== Task details ==
Reproduce all of the data below without alteration; exclude every picture.

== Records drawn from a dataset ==
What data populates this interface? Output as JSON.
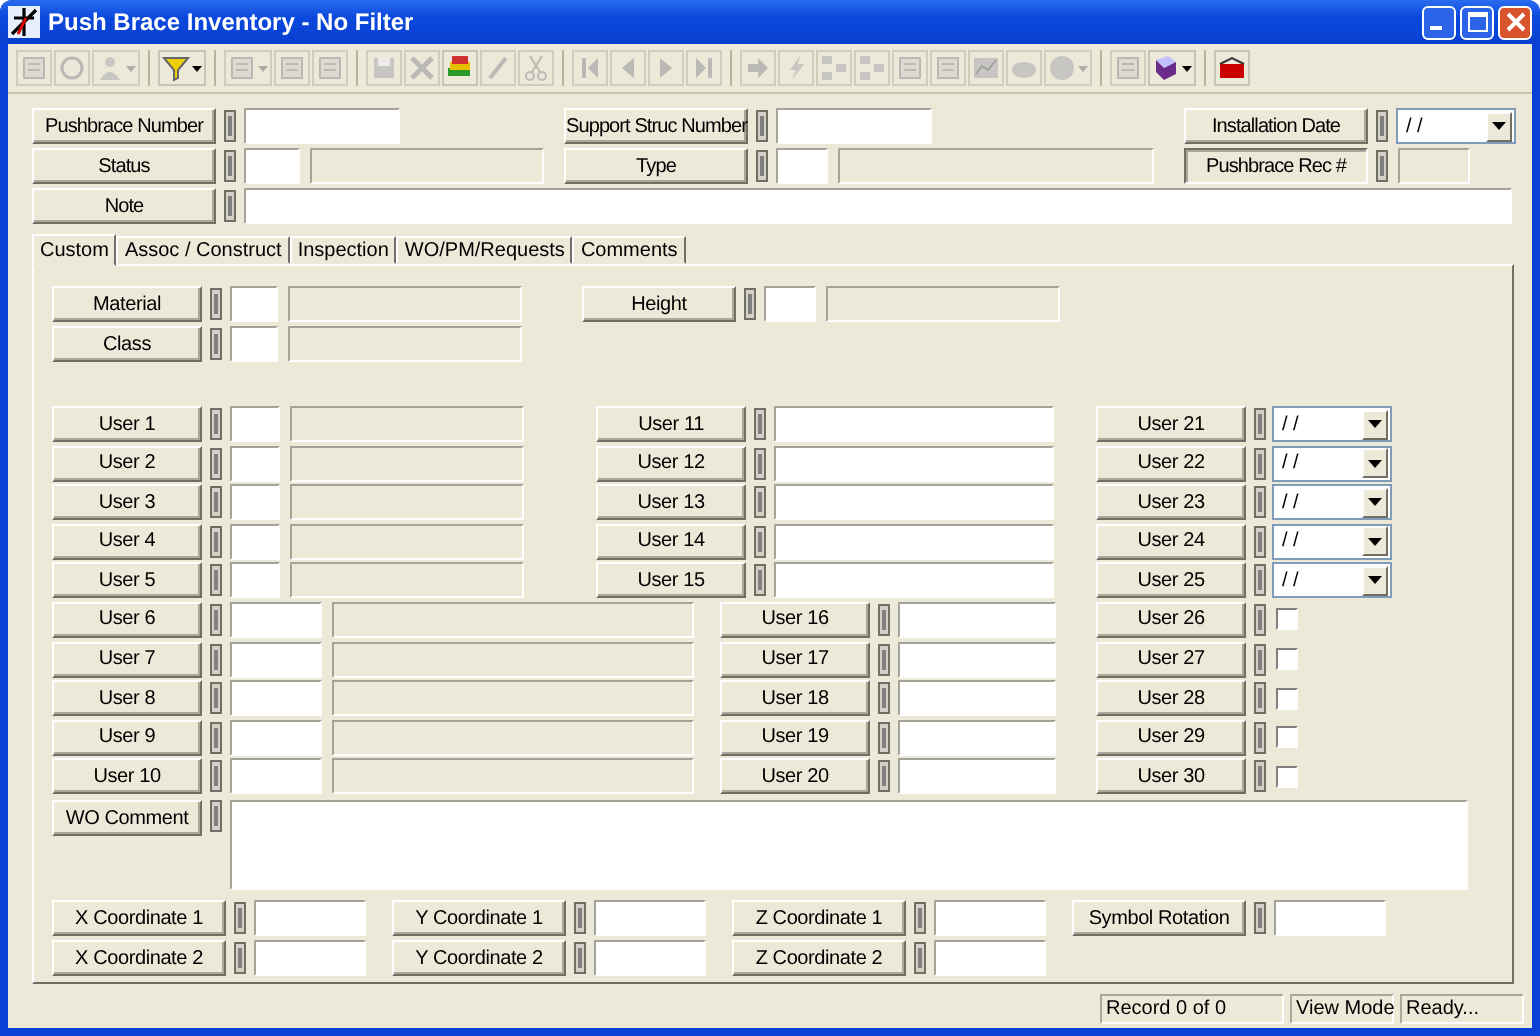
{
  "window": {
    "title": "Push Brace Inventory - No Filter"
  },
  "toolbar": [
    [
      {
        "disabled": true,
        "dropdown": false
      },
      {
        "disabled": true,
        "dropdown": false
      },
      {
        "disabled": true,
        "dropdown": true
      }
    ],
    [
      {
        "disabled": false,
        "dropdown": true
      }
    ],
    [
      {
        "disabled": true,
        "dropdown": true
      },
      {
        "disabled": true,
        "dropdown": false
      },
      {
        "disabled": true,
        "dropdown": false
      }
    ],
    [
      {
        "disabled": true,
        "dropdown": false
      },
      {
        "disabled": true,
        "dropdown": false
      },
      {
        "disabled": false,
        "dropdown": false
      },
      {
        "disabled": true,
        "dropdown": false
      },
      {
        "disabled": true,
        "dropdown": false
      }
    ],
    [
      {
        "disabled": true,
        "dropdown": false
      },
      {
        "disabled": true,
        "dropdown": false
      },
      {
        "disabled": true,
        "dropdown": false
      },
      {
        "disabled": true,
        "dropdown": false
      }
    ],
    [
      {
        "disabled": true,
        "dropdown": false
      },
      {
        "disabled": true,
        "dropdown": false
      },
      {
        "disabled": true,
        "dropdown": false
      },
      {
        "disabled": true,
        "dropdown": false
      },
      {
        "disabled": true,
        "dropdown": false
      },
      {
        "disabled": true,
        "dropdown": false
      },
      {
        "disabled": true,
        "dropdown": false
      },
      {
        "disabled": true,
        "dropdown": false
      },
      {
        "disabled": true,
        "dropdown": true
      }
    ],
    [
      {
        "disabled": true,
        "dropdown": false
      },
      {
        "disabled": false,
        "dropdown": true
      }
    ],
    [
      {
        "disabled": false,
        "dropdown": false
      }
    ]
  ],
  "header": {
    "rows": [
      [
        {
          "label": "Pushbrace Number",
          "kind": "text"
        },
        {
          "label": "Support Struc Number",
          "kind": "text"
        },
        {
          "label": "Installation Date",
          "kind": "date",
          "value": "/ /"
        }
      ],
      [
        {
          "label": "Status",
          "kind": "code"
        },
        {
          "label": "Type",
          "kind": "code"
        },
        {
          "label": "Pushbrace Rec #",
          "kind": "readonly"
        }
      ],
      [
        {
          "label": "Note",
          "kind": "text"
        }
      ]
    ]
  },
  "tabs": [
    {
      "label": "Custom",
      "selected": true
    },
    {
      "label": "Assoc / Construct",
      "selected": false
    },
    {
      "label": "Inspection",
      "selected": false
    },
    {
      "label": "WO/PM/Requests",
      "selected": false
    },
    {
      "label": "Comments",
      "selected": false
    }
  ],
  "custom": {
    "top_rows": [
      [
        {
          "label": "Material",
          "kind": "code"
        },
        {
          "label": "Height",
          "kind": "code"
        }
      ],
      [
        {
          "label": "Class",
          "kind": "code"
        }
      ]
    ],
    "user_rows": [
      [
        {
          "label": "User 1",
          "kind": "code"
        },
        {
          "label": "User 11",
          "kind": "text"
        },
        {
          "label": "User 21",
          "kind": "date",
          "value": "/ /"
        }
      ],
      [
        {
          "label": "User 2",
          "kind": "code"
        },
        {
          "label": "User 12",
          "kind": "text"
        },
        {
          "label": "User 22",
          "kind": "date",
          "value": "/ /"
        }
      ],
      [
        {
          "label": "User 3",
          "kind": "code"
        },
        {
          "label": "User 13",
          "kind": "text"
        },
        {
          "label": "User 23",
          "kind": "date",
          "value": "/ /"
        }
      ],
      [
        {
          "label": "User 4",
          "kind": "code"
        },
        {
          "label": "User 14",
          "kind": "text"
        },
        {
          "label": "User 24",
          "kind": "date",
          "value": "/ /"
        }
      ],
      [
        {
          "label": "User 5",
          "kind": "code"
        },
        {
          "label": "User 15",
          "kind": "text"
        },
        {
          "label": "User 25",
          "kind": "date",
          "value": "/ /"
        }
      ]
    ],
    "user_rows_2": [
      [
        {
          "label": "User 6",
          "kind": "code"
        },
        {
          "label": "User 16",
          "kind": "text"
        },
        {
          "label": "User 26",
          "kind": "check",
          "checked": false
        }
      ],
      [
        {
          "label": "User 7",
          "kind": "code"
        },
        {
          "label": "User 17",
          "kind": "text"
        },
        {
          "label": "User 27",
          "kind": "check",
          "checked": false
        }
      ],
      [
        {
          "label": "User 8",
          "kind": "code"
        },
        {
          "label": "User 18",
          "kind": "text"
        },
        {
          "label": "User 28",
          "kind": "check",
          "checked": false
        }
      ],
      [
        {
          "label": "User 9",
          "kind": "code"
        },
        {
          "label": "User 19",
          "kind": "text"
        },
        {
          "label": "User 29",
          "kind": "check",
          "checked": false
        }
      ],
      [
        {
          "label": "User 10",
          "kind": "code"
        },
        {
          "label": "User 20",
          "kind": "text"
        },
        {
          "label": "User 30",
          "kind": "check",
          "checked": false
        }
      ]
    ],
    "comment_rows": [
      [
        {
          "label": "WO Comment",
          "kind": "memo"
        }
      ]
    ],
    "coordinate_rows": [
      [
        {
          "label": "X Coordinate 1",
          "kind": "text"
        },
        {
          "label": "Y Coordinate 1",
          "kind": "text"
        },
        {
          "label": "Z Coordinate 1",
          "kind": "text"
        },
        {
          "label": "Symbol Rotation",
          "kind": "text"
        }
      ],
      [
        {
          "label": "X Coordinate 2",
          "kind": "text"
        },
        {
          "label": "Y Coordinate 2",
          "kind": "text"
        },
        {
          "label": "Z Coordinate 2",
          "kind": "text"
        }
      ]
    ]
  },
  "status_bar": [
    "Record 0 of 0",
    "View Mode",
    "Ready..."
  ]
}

== Solution for this problem ==
What data populates this interface? Output as JSON.
{
  "window": {
    "title": "Push Brace Inventory - No Filter"
  },
  "toolbar": [
    [
      {
        "disabled": true,
        "dropdown": false
      },
      {
        "disabled": true,
        "dropdown": false
      },
      {
        "disabled": true,
        "dropdown": true
      }
    ],
    [
      {
        "disabled": false,
        "dropdown": true
      }
    ],
    [
      {
        "disabled": true,
        "dropdown": true
      },
      {
        "disabled": true,
        "dropdown": false
      },
      {
        "disabled": true,
        "dropdown": false
      }
    ],
    [
      {
        "disabled": true,
        "dropdown": false
      },
      {
        "disabled": true,
        "dropdown": false
      },
      {
        "disabled": false,
        "dropdown": false
      },
      {
        "disabled": true,
        "dropdown": false
      },
      {
        "disabled": true,
        "dropdown": false
      }
    ],
    [
      {
        "disabled": true,
        "dropdown": false
      },
      {
        "disabled": true,
        "dropdown": false
      },
      {
        "disabled": true,
        "dropdown": false
      },
      {
        "disabled": true,
        "dropdown": false
      }
    ],
    [
      {
        "disabled": true,
        "dropdown": false
      },
      {
        "disabled": true,
        "dropdown": false
      },
      {
        "disabled": true,
        "dropdown": false
      },
      {
        "disabled": true,
        "dropdown": false
      },
      {
        "disabled": true,
        "dropdown": false
      },
      {
        "disabled": true,
        "dropdown": false
      },
      {
        "disabled": true,
        "dropdown": false
      },
      {
        "disabled": true,
        "dropdown": false
      },
      {
        "disabled": true,
        "dropdown": true
      }
    ],
    [
      {
        "disabled": true,
        "dropdown": false
      },
      {
        "disabled": false,
        "dropdown": true
      }
    ],
    [
      {
        "disabled": false,
        "dropdown": false
      }
    ]
  ],
  "header": {
    "rows": [
      [
        {
          "label": "Pushbrace Number",
          "kind": "text"
        },
        {
          "label": "Support Struc Number",
          "kind": "text"
        },
        {
          "label": "Installation Date",
          "kind": "date",
          "value": "/ /"
        }
      ],
      [
        {
          "label": "Status",
          "kind": "code"
        },
        {
          "label": "Type",
          "kind": "code"
        },
        {
          "label": "Pushbrace Rec #",
          "kind": "readonly"
        }
      ],
      [
        {
          "label": "Note",
          "kind": "text"
        }
      ]
    ]
  },
  "tabs": [
    {
      "label": "Custom",
      "selected": true
    },
    {
      "label": "Assoc / Construct",
      "selected": false
    },
    {
      "label": "Inspection",
      "selected": false
    },
    {
      "label": "WO/PM/Requests",
      "selected": false
    },
    {
      "label": "Comments",
      "selected": false
    }
  ],
  "custom": {
    "top_rows": [
      [
        {
          "label": "Material",
          "kind": "code"
        },
        {
          "label": "Height",
          "kind": "code"
        }
      ],
      [
        {
          "label": "Class",
          "kind": "code"
        }
      ]
    ],
    "user_rows": [
      [
        {
          "label": "User 1",
          "kind": "code"
        },
        {
          "label": "User 11",
          "kind": "text"
        },
        {
          "label": "User 21",
          "kind": "date",
          "value": "/ /"
        }
      ],
      [
        {
          "label": "User 2",
          "kind": "code"
        },
        {
          "label": "User 12",
          "kind": "text"
        },
        {
          "label": "User 22",
          "kind": "date",
          "value": "/ /"
        }
      ],
      [
        {
          "label": "User 3",
          "kind": "code"
        },
        {
          "label": "User 13",
          "kind": "text"
        },
        {
          "label": "User 23",
          "kind": "date",
          "value": "/ /"
        }
      ],
      [
        {
          "label": "User 4",
          "kind": "code"
        },
        {
          "label": "User 14",
          "kind": "text"
        },
        {
          "label": "User 24",
          "kind": "date",
          "value": "/ /"
        }
      ],
      [
        {
          "label": "User 5",
          "kind": "code"
        },
        {
          "label": "User 15",
          "kind": "text"
        },
        {
          "label": "User 25",
          "kind": "date",
          "value": "/ /"
        }
      ]
    ],
    "user_rows_2": [
      [
        {
          "label": "User 6",
          "kind": "code"
        },
        {
          "label": "User 16",
          "kind": "text"
        },
        {
          "label": "User 26",
          "kind": "check",
          "checked": false
        }
      ],
      [
        {
          "label": "User 7",
          "kind": "code"
        },
        {
          "label": "User 17",
          "kind": "text"
        },
        {
          "label": "User 27",
          "kind": "check",
          "checked": false
        }
      ],
      [
        {
          "label": "User 8",
          "kind": "code"
        },
        {
          "label": "User 18",
          "kind": "text"
        },
        {
          "label": "User 28",
          "kind": "check",
          "checked": false
        }
      ],
      [
        {
          "label": "User 9",
          "kind": "code"
        },
        {
          "label": "User 19",
          "kind": "text"
        },
        {
          "label": "User 29",
          "kind": "check",
          "checked": false
        }
      ],
      [
        {
          "label": "User 10",
          "kind": "code"
        },
        {
          "label": "User 20",
          "kind": "text"
        },
        {
          "label": "User 30",
          "kind": "check",
          "checked": false
        }
      ]
    ],
    "comment_rows": [
      [
        {
          "label": "WO Comment",
          "kind": "memo"
        }
      ]
    ],
    "coordinate_rows": [
      [
        {
          "label": "X Coordinate 1",
          "kind": "text"
        },
        {
          "label": "Y Coordinate 1",
          "kind": "text"
        },
        {
          "label": "Z Coordinate 1",
          "kind": "text"
        },
        {
          "label": "Symbol Rotation",
          "kind": "text"
        }
      ],
      [
        {
          "label": "X Coordinate 2",
          "kind": "text"
        },
        {
          "label": "Y Coordinate 2",
          "kind": "text"
        },
        {
          "label": "Z Coordinate 2",
          "kind": "text"
        }
      ]
    ]
  },
  "status_bar": [
    "Record 0 of 0",
    "View Mode",
    "Ready..."
  ]
}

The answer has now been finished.